(Materials provided begins)

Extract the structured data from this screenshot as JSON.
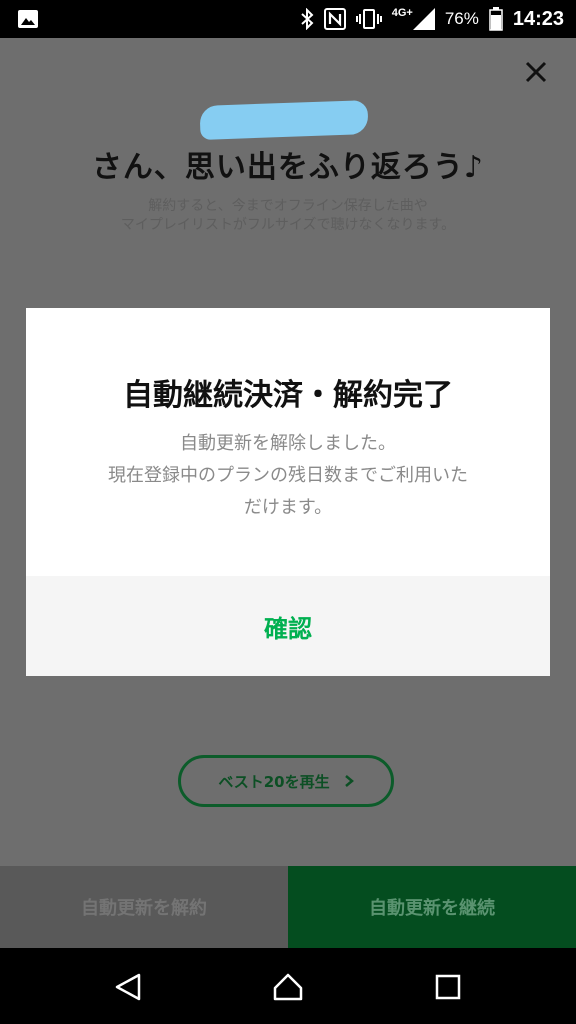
{
  "status_bar": {
    "network": "4G+",
    "battery": "76%",
    "time": "14:23"
  },
  "background": {
    "headline": "さん、思い出をふり返ろう♪",
    "subtext_line1": "解約すると、今までオフライン保存した曲や",
    "subtext_line2": "マイプレイリストがフルサイズで聴けなくなります。",
    "best_button_label": "ベスト20を再生",
    "cancel_button_label": "自動更新を解約",
    "continue_button_label": "自動更新を継続"
  },
  "dialog": {
    "title": "自動継続決済・解約完了",
    "body_line1": "自動更新を解除しました。",
    "body_line2": "現在登録中のプランの残日数までご利用いた",
    "body_line3": "だけます。",
    "confirm_label": "確認"
  },
  "colors": {
    "accent_green": "#00b050",
    "dark_green": "#044d1f",
    "name_blur": "#86cdf2"
  },
  "icons": {
    "status_left": "image-icon",
    "status_right": [
      "bluetooth-icon",
      "nfc-icon",
      "vibrate-icon",
      "signal-icon",
      "battery-icon"
    ],
    "close": "close-icon",
    "best_button": "chevron-right-icon",
    "nav": [
      "back-icon",
      "home-icon",
      "recents-icon"
    ]
  }
}
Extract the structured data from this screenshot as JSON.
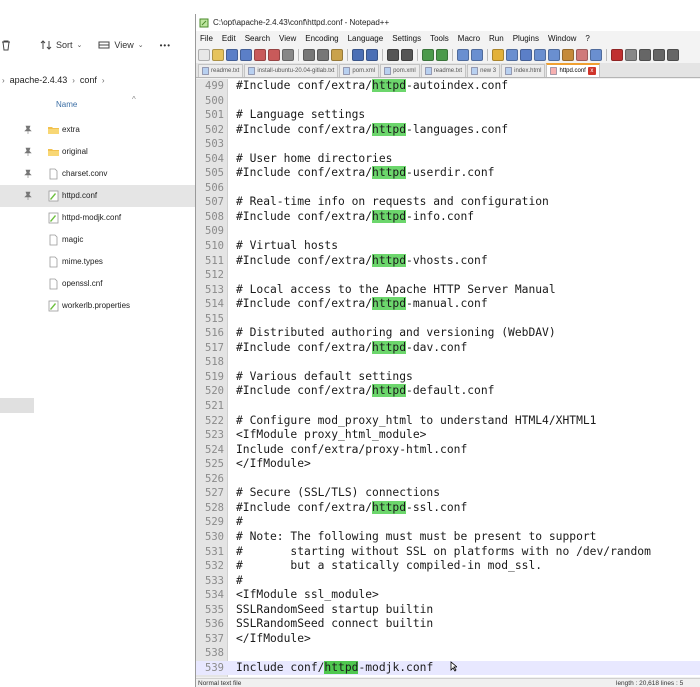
{
  "explorer": {
    "toolbar": {
      "sort_label": "Sort",
      "view_label": "View",
      "more_label": "•••"
    },
    "breadcrumb": [
      "apache-2.4.43",
      "conf"
    ],
    "column_header": "Name",
    "items": [
      {
        "label": "extra",
        "icon": "folder-icon",
        "pinned": true
      },
      {
        "label": "original",
        "icon": "folder-icon",
        "pinned": true
      },
      {
        "label": "charset.conv",
        "icon": "file-icon",
        "pinned": true
      },
      {
        "label": "httpd.conf",
        "icon": "notepadpp-file-icon",
        "pinned": true,
        "selected": true
      },
      {
        "label": "httpd-modjk.conf",
        "icon": "notepadpp-file-icon"
      },
      {
        "label": "magic",
        "icon": "file-icon"
      },
      {
        "label": "mime.types",
        "icon": "file-icon"
      },
      {
        "label": "openssl.cnf",
        "icon": "file-icon"
      },
      {
        "label": "workerlb.properties",
        "icon": "notepadpp-file-icon"
      }
    ]
  },
  "npp": {
    "title": "C:\\opt\\apache-2.4.43\\conf\\httpd.conf - Notepad++",
    "menu": [
      "File",
      "Edit",
      "Search",
      "View",
      "Encoding",
      "Language",
      "Settings",
      "Tools",
      "Macro",
      "Run",
      "Plugins",
      "Window",
      "?"
    ],
    "tabs": [
      {
        "label": "readme.txt"
      },
      {
        "label": "install-ubuntu-20.04-gitlab.txt"
      },
      {
        "label": "pom.xml"
      },
      {
        "label": "pom.xml"
      },
      {
        "label": "readme.txt"
      },
      {
        "label": "new 3"
      },
      {
        "label": "index.html"
      },
      {
        "label": "httpd.conf",
        "active": true
      }
    ],
    "lines": [
      {
        "n": "499",
        "pre": "#Include conf/extra/",
        "hl": "httpd",
        "post": "-autoindex.conf"
      },
      {
        "n": "500",
        "pre": "",
        "hl": "",
        "post": ""
      },
      {
        "n": "501",
        "pre": "# Language settings",
        "hl": "",
        "post": ""
      },
      {
        "n": "502",
        "pre": "#Include conf/extra/",
        "hl": "httpd",
        "post": "-languages.conf"
      },
      {
        "n": "503",
        "pre": "",
        "hl": "",
        "post": ""
      },
      {
        "n": "504",
        "pre": "# User home directories",
        "hl": "",
        "post": ""
      },
      {
        "n": "505",
        "pre": "#Include conf/extra/",
        "hl": "httpd",
        "post": "-userdir.conf"
      },
      {
        "n": "506",
        "pre": "",
        "hl": "",
        "post": ""
      },
      {
        "n": "507",
        "pre": "# Real-time info on requests and configuration",
        "hl": "",
        "post": ""
      },
      {
        "n": "508",
        "pre": "#Include conf/extra/",
        "hl": "httpd",
        "post": "-info.conf"
      },
      {
        "n": "509",
        "pre": "",
        "hl": "",
        "post": ""
      },
      {
        "n": "510",
        "pre": "# Virtual hosts",
        "hl": "",
        "post": ""
      },
      {
        "n": "511",
        "pre": "#Include conf/extra/",
        "hl": "httpd",
        "post": "-vhosts.conf"
      },
      {
        "n": "512",
        "pre": "",
        "hl": "",
        "post": ""
      },
      {
        "n": "513",
        "pre": "# Local access to the Apache HTTP Server Manual",
        "hl": "",
        "post": ""
      },
      {
        "n": "514",
        "pre": "#Include conf/extra/",
        "hl": "httpd",
        "post": "-manual.conf"
      },
      {
        "n": "515",
        "pre": "",
        "hl": "",
        "post": ""
      },
      {
        "n": "516",
        "pre": "# Distributed authoring and versioning (WebDAV)",
        "hl": "",
        "post": ""
      },
      {
        "n": "517",
        "pre": "#Include conf/extra/",
        "hl": "httpd",
        "post": "-dav.conf"
      },
      {
        "n": "518",
        "pre": "",
        "hl": "",
        "post": ""
      },
      {
        "n": "519",
        "pre": "# Various default settings",
        "hl": "",
        "post": ""
      },
      {
        "n": "520",
        "pre": "#Include conf/extra/",
        "hl": "httpd",
        "post": "-default.conf"
      },
      {
        "n": "521",
        "pre": "",
        "hl": "",
        "post": ""
      },
      {
        "n": "522",
        "pre": "# Configure mod_proxy_html to understand HTML4/XHTML1",
        "hl": "",
        "post": ""
      },
      {
        "n": "523",
        "pre": "<IfModule proxy_html_module>",
        "hl": "",
        "post": ""
      },
      {
        "n": "524",
        "pre": "Include conf/extra/proxy-html.conf",
        "hl": "",
        "post": ""
      },
      {
        "n": "525",
        "pre": "</IfModule>",
        "hl": "",
        "post": ""
      },
      {
        "n": "526",
        "pre": "",
        "hl": "",
        "post": ""
      },
      {
        "n": "527",
        "pre": "# Secure (SSL/TLS) connections",
        "hl": "",
        "post": ""
      },
      {
        "n": "528",
        "pre": "#Include conf/extra/",
        "hl": "httpd",
        "post": "-ssl.conf"
      },
      {
        "n": "529",
        "pre": "#",
        "hl": "",
        "post": ""
      },
      {
        "n": "530",
        "pre": "# Note: The following must must be present to support",
        "hl": "",
        "post": ""
      },
      {
        "n": "531",
        "pre": "#       starting without SSL on platforms with no /dev/random",
        "hl": "",
        "post": ""
      },
      {
        "n": "532",
        "pre": "#       but a statically compiled-in mod_ssl.",
        "hl": "",
        "post": ""
      },
      {
        "n": "533",
        "pre": "#",
        "hl": "",
        "post": ""
      },
      {
        "n": "534",
        "pre": "<IfModule ssl_module>",
        "hl": "",
        "post": ""
      },
      {
        "n": "535",
        "pre": "SSLRandomSeed startup builtin",
        "hl": "",
        "post": ""
      },
      {
        "n": "536",
        "pre": "SSLRandomSeed connect builtin",
        "hl": "",
        "post": ""
      },
      {
        "n": "537",
        "pre": "</IfModule>",
        "hl": "",
        "post": ""
      },
      {
        "n": "538",
        "pre": "",
        "hl": "",
        "post": ""
      },
      {
        "n": "539",
        "pre": "Include conf/",
        "hl": "httpd",
        "post": "-modjk.conf",
        "current": true
      }
    ],
    "status": {
      "left": "Normal text file",
      "right": "length : 20,618    lines : 5"
    }
  },
  "colors": {
    "highlight": "#6cd66c",
    "current_line": "#e8e8ff",
    "active_tab_accent": "#f0a030"
  }
}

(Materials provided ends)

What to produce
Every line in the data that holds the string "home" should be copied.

Finished task
      "home-icon",
        "pre": "# User home directories",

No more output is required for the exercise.